“You feel thankful and relieved, of course, but then you’re thinking of neighbors who are not feeling the same way we are, just down the road,” Leitha said.
Beating down the wind-driven blaze, fueled by acres of pine trees, took coordinated efforts from DNR and federal crews, air support and 39 fire departments, the majority of them volunteers.
“At 2 in the morning we had over 20 departments on the fire,” said DNR incident commander Larry Glodoski Wednesday during a press conference at the Gordon Fire Hall. Many of them got home from their normal job, suited up and spent the night fighting the fire. Although they were tired, Glodoski said, that’s what these volunteers do.
“They’re here to help the neighbors.”
Agencies divvied up the duties. Law enforcement officers from Douglas, Ashland, Bayfield, Washburn and even as far away as Price and Polk counties helped evacuate people and block roads. DNR crews concentrated on the wildfire and volunteer fire department members protected homes and outbuildings from the blaze. Although they lost 47 buildings, 17 of which were cabins or homes, they saved 77.

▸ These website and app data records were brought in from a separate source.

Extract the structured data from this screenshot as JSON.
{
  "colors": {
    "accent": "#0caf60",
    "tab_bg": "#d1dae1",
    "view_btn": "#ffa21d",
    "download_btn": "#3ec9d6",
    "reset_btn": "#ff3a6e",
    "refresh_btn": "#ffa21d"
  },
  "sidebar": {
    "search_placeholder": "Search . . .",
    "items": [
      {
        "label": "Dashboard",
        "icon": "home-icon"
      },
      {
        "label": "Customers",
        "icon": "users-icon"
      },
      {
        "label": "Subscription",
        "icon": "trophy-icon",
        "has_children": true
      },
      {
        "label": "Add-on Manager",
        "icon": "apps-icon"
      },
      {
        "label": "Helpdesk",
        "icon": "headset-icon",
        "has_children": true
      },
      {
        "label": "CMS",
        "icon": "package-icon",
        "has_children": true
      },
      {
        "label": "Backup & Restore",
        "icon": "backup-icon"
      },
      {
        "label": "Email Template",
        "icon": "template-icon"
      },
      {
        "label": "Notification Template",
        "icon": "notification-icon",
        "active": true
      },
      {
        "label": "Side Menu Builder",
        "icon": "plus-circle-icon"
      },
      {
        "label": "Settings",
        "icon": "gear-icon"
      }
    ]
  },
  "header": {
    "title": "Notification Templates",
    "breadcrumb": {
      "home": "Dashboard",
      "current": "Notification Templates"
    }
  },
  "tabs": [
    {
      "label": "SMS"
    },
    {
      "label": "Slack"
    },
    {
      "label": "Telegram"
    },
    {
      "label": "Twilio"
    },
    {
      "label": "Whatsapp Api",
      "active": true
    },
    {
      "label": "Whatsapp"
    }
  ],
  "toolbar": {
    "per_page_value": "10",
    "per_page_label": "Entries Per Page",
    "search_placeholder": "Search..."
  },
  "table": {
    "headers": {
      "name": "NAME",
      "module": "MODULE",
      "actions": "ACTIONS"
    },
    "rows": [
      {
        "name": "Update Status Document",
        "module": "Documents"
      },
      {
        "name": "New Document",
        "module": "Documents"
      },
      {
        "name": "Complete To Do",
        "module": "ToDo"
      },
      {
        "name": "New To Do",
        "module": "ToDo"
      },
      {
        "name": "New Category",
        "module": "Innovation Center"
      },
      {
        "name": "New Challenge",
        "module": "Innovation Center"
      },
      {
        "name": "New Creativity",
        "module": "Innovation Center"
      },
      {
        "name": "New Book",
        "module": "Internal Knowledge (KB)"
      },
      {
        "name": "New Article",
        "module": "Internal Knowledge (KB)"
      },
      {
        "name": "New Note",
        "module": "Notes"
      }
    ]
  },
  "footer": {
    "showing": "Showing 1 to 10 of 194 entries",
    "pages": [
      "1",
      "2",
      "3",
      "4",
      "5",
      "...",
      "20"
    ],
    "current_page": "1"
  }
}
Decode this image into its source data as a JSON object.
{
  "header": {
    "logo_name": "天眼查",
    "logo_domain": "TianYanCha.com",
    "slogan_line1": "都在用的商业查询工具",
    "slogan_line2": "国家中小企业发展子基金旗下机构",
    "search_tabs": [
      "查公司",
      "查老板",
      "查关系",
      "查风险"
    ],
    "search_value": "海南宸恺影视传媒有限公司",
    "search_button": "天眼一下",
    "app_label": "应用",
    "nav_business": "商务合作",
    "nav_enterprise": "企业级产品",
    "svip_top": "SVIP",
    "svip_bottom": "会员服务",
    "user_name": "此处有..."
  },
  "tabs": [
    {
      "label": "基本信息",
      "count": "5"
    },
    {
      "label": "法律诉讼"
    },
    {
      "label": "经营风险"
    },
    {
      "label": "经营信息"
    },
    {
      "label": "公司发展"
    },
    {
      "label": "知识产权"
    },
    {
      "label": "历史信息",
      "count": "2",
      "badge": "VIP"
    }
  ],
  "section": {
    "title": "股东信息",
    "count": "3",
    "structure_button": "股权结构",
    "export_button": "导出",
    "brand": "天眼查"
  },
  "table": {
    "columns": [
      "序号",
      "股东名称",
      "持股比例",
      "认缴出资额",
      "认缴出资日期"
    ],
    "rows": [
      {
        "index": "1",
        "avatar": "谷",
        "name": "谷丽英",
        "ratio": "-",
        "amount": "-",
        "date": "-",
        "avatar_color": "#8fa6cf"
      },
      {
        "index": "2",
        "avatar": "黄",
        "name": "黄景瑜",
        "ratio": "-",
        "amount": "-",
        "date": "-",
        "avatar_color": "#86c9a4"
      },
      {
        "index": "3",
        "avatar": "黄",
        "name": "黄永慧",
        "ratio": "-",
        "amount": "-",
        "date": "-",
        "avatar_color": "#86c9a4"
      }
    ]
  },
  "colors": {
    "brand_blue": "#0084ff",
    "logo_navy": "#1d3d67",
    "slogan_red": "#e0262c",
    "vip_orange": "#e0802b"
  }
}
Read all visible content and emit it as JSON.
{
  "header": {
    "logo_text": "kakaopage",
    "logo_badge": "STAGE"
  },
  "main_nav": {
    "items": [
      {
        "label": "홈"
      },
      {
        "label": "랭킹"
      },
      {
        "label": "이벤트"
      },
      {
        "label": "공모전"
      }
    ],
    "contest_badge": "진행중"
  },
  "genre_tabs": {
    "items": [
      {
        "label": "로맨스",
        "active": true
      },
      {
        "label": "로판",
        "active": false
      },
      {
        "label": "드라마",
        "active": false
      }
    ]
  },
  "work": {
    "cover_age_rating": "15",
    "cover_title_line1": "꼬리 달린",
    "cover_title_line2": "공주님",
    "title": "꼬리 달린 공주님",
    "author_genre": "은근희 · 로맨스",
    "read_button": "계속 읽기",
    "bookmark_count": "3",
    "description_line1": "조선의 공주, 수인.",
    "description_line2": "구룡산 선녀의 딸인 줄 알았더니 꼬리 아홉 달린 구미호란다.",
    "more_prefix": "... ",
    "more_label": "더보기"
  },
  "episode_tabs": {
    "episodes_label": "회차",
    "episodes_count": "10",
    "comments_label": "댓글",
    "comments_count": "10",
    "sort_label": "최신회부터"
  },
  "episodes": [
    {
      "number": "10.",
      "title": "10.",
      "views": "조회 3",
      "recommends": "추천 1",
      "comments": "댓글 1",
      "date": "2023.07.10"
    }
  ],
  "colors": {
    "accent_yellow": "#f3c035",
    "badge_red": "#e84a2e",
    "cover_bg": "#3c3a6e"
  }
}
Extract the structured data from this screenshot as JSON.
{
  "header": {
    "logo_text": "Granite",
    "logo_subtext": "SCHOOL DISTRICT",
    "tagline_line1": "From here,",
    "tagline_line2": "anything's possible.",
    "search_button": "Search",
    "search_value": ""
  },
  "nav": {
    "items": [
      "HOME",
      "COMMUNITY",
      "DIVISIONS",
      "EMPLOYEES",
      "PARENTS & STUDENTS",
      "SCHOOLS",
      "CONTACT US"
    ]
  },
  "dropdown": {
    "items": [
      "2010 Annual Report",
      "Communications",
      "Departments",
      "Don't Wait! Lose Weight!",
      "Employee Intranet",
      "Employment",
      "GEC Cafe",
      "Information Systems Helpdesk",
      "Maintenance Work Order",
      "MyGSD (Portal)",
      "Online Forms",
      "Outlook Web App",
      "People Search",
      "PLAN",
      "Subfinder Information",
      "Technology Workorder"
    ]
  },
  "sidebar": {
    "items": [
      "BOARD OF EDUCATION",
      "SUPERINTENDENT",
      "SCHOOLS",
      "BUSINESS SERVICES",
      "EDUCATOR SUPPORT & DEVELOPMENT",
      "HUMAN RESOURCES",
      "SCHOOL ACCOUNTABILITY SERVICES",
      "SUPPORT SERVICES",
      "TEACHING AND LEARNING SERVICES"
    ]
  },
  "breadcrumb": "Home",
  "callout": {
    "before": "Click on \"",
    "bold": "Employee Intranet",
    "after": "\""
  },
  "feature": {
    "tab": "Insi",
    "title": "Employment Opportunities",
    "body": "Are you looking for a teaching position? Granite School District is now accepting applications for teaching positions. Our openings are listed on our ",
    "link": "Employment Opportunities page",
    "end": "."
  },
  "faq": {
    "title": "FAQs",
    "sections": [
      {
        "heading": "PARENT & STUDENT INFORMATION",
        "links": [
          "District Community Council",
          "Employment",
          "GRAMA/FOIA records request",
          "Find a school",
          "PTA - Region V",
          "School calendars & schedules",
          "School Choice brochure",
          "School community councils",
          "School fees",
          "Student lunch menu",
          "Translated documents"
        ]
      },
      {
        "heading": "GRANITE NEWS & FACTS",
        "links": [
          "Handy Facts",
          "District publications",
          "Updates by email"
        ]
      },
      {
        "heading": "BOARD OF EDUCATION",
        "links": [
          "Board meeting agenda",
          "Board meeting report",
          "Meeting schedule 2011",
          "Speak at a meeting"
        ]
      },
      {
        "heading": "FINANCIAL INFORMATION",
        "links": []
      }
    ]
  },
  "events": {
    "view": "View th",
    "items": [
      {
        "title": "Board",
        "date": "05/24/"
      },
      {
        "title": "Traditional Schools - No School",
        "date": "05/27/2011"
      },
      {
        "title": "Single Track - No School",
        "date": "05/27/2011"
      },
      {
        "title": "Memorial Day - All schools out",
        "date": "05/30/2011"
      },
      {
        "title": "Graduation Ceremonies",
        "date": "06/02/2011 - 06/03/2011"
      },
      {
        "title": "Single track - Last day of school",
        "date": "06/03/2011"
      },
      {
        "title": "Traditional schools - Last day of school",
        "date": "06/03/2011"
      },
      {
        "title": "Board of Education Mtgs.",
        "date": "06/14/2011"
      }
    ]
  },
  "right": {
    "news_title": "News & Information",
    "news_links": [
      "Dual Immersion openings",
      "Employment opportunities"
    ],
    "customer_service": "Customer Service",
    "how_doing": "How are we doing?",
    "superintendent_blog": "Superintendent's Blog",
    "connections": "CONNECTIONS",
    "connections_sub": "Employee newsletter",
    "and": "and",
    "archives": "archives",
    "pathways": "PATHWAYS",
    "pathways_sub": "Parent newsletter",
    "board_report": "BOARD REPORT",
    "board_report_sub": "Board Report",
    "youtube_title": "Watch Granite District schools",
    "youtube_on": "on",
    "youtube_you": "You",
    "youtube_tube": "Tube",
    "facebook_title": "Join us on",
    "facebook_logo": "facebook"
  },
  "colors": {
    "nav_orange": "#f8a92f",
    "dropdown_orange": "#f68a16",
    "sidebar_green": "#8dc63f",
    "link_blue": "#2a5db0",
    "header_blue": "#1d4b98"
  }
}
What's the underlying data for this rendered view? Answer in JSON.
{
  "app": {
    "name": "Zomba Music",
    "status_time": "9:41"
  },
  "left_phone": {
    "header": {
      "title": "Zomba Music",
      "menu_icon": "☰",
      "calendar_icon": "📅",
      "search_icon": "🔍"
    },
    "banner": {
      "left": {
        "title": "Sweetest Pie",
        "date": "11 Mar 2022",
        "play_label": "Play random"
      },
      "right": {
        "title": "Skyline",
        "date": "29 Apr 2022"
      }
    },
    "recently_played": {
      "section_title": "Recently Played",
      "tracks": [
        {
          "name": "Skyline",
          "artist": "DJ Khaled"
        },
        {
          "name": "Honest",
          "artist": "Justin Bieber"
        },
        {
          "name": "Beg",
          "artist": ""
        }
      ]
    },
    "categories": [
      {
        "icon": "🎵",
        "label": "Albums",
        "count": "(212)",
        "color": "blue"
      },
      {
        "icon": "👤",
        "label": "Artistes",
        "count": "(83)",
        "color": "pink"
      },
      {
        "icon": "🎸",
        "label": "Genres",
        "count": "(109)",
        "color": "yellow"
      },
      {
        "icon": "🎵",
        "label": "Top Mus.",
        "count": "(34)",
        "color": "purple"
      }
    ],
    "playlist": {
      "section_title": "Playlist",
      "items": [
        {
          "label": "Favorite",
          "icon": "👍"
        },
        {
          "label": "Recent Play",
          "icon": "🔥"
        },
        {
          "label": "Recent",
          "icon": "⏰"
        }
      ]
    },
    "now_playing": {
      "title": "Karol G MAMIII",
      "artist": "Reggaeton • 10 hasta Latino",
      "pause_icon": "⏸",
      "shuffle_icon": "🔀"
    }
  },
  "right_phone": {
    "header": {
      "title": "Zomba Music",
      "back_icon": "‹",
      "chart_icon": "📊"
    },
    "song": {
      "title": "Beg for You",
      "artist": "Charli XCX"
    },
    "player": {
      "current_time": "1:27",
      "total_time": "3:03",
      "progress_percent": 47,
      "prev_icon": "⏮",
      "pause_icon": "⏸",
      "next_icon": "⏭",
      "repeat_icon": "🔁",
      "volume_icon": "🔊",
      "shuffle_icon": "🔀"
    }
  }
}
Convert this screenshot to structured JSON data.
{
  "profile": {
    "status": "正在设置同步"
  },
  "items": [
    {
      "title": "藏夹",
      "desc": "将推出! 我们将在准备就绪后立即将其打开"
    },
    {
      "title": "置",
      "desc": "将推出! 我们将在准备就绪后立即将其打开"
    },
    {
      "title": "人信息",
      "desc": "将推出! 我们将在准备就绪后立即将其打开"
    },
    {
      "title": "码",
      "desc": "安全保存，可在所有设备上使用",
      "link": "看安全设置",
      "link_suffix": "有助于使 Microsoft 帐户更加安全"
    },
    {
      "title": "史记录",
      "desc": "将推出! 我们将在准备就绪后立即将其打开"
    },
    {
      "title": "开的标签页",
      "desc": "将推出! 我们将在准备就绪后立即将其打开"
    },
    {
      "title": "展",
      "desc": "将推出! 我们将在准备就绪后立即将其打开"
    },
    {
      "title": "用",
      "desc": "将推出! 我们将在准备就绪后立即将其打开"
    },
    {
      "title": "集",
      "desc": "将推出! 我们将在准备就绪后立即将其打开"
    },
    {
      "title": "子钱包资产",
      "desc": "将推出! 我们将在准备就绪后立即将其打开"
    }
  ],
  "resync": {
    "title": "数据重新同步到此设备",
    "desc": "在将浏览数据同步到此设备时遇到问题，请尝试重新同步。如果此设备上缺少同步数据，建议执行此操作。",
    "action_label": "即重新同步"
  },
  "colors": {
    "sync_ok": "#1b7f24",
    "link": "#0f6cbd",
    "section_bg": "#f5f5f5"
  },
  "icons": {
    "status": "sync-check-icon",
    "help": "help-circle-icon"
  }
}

“That’s our goal here is to save structures,” said Cable Fire Chief Kevin McKinney Wednesday. “We’re doing what we can to save everything here.”
A Tuesday evening wind shift sped up the fire and pushed it closer to homes. At one point, the fire was moving at a speed of two miles per hour, Glodoski said. Solon Springs Police Chief Jerry Olson was helping evacuate people along Comminsky Road when the wind shifted. He headed toward the Ellison Lake area through thick smoke.
“It was just like driving at midnight with no lights,” Olson said. “Trying to back up you couldn’t see anything. And the heat, you could feel it right through the window.”
He recalled seeing what appeared to be hundreds of deer and even a wolf pack fleeing the fire as traveled around getting people and their pets to safety.
While the night of fighting fire was a blur, McKinney was impressed by the number of volunteers on hand.
“I guess the thing that stood out to me is the fact that these departments throughout the area that are miles away are willing to send equipment here, send personnel to help,” McKinney said. “We have the Shell Lake Fire Department here. Shell Lake has nothing to do with this area yet they’re willing to send people here, one of many departments from outside the area that have responded.”
Douglas County holds regular wildfire training drills.
“What’s ironic about this is we have run mock fires and we have run exercises and the footprint of the map we’ve used for those exercises and mock fires is almost identical to what this fire burned today,” said Douglas County Emergency Management Coordinator Keith Kesler. “We have rehearsed this fire, it is scary, right up to the fact that the fire started moving north and then the wind switched and shoved it over toward Potawatomi Estates (in Barnes). I mean it is scary how close it is.”
Although there have been other wildfires in the area, this one made its mark. It was, said McKinney, “as bad as a wildfire can be, unfortunately.
“I work in the area, so some of these people are friends of mine, some of these people are customers of mine so yes, it’s disheartening that to have something like this happen in the area.”
Manwell said touring the area, it was clear to see the success of Firewise prevention practices by homeowners. More on Firewise is available on the DNR website, http://dnr.wi.gov or at www.firewise.org.